evaluate an equation. This is known as PEMDAS. If you went to school somewhere else in the world, you probably learned brackets, operators, division, multiplication, addition, subtraction, or BODMAS. Someone who learned BODMAS would likely evaluate 8÷2(2+2)

as 8÷2(2+2) = 8÷2(4) = 4(4) = 16, while someone who learned PEDAS would likely evaluate the same equation as 8÷2(2+2) = 8÷2(4) = 8÷8 = 1. This is because BODMAS names division before multiplication, and PEMDAS names multiplication before division.

Having learned PEMDAS, I came up with 1. The idea that it could be 16 provoked a vicersal reaction. Nor was I alone. This equation provoked considerable, sometimes heated, discussion across the Internet. So, what is the correct answer?

That led to some casual research into orders of operation, and through a surprising foggy patch of mathematics. It seems that the question of whether multiplication should always be performed before division has been going on for a long time. In our era, the concensus is that multiplication and division are equally ranked in the order of

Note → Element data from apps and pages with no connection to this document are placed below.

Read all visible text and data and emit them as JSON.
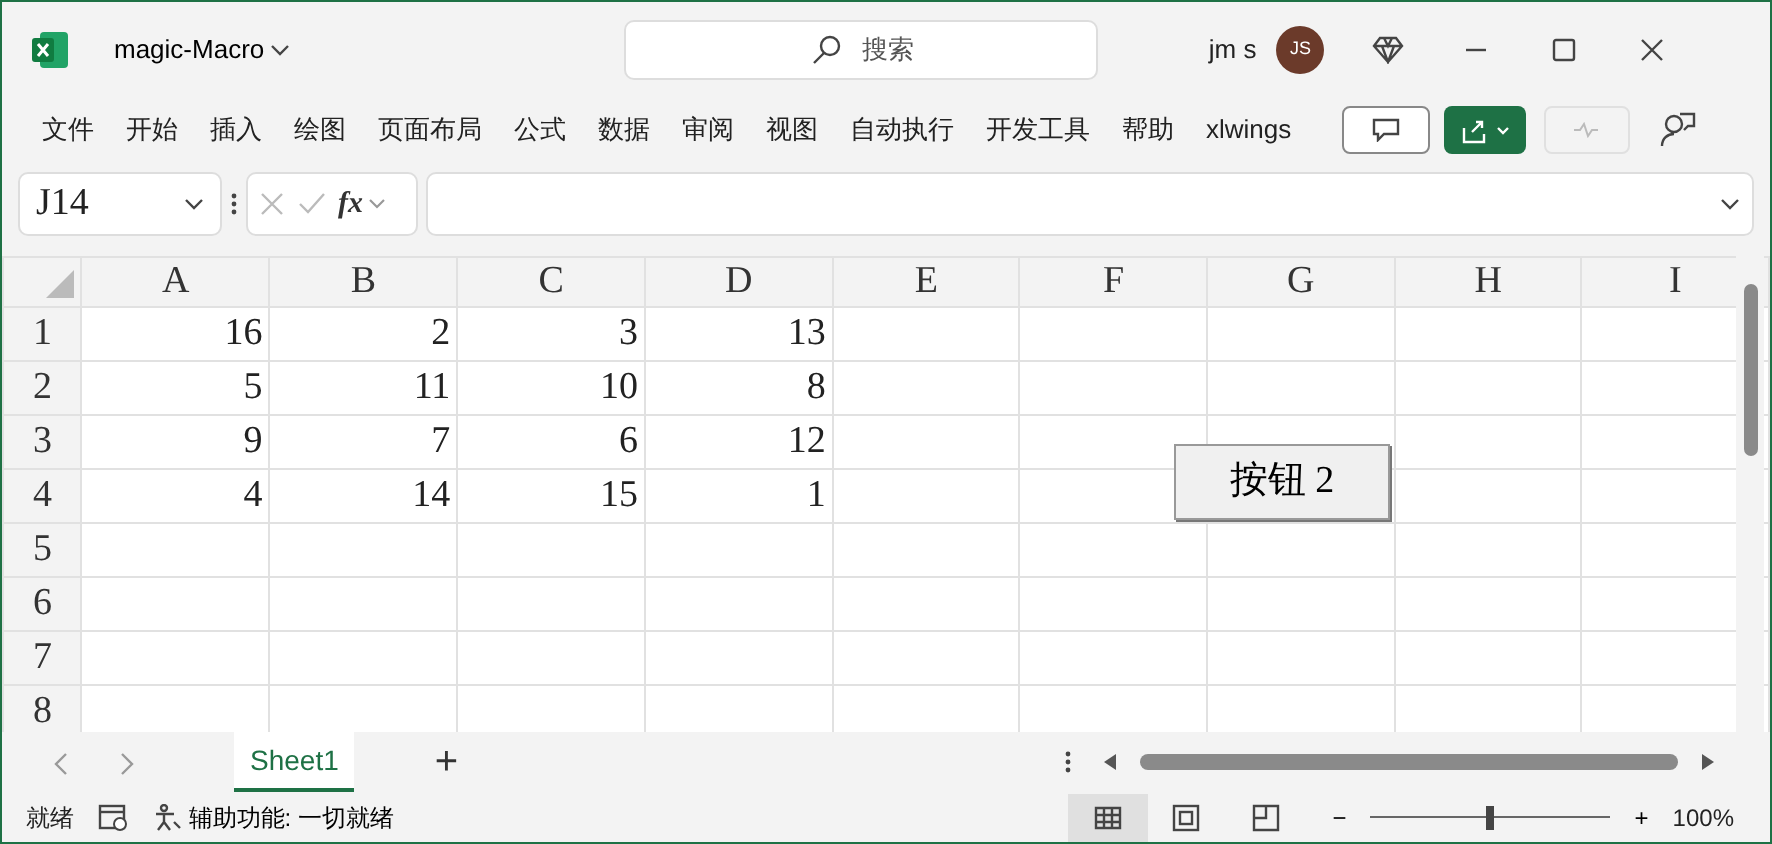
{
  "window": {
    "title": "magic-Macro",
    "search_placeholder": "搜索",
    "user": "jm s",
    "avatar": "JS"
  },
  "ribbon_tabs": [
    "文件",
    "开始",
    "插入",
    "绘图",
    "页面布局",
    "公式",
    "数据",
    "审阅",
    "视图",
    "自动执行",
    "开发工具",
    "帮助",
    "xlwings"
  ],
  "formula_bar": {
    "name_box": "J14",
    "fx": "fx"
  },
  "sheet": {
    "columns": [
      "A",
      "B",
      "C",
      "D",
      "E",
      "F",
      "G",
      "H",
      "I"
    ],
    "rows": [
      {
        "header": "1",
        "cells": [
          "16",
          "2",
          "3",
          "13"
        ]
      },
      {
        "header": "2",
        "cells": [
          "5",
          "11",
          "10",
          "8"
        ]
      },
      {
        "header": "3",
        "cells": [
          "9",
          "7",
          "6",
          "12"
        ]
      },
      {
        "header": "4",
        "cells": [
          "4",
          "14",
          "15",
          "1"
        ]
      },
      {
        "header": "5",
        "cells": []
      },
      {
        "header": "6",
        "cells": []
      },
      {
        "header": "7",
        "cells": []
      },
      {
        "header": "8",
        "cells": []
      }
    ]
  },
  "form_button": "按钮 2",
  "sheet_tabs": [
    {
      "label": "Sheet1",
      "selected": true
    }
  ],
  "add_sheet": "+",
  "status_bar": {
    "ready": "就绪",
    "accessibility": "辅助功能: 一切就绪",
    "zoom_minus": "−",
    "zoom_plus": "+",
    "zoom_slider": {
      "level": 0.5
    },
    "zoom": "100%"
  }
}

operation, as are addition and subtraction. This means you evaluate multiplication and division as you go through the equation from left to right. 8÷2(2+2) should

be solved by first evaluating what’s in the parenthesis, giving 8÷2(4). Then, working from left to right, 8÷2(4) = 4(4). Lastly, multiplying 4 by 4 gives the answer of 16. It doesn’t

matter if you learned BODMAS or PEMDAS: Since multiplication and division are on the same level of operation, you should come up with the same result.

If that goes against the grain, as it does to all of us who thought multiplication came before division, consider this: Is 8 ÷ 2 different than 8 ˣ ½? Is 4 – 2 different from 4 + (-2)? In both cased, they’re the same.

To those of us who thought the order of operation ranked multiplication before division (or division before multiplication, for that matter), giving division equal ranking with multiplication might seem like a new thing. The surprising answer is “Maybe.” While there’s some evidence that the order of operation we know predates algebraic notation itself, the question of whether multiplication should take precedence before division rocked on into the 20^{th} Century. Opinions seemed to mostly hold to the same understanding we have now, but the multiplication prior to division opinion also shows up in at least one textbook, while there are some that side-step the issue by calling it a gray area. The picture we get, looking at textbooks from a century ago, is that placing multiplication and division on the same level was already winning out.

Regardless of how we reached the current understanding of the order of operation, placing multiplication and division on the same level is how it’s understood now. PEMDAS still stands for parenthesis, exponents, multiplication, division, addition, subtraction, but can perhaps be more clearly understood as parenthesis, exponents,

multiplication *and* division, addition and subtraction. We have to keep in mind multiplication and division are on the same level, worked as we come to them from left to right, just like addition and subtraction.

If that still seems a little confusing, it might help to think of it like this:

First Parenthesis

Then Exponents

Then Multiplication and Division

Then Addition and Subtraction

For some of us, that might take some getting used to, but that’s the way it’s done.

**Here’some simple problems. Answers given below.**

- 8 + 5 – 4 + 3
- 4 ÷ 2 ˣ 8 + 1
- 6(4 – 2)
- (4 + 1)
^{2}– (5 – 2)^{2} - 9 ÷ 3(5 – 2)

**Answers**

- 12
- 17
- 12
- 16
- 9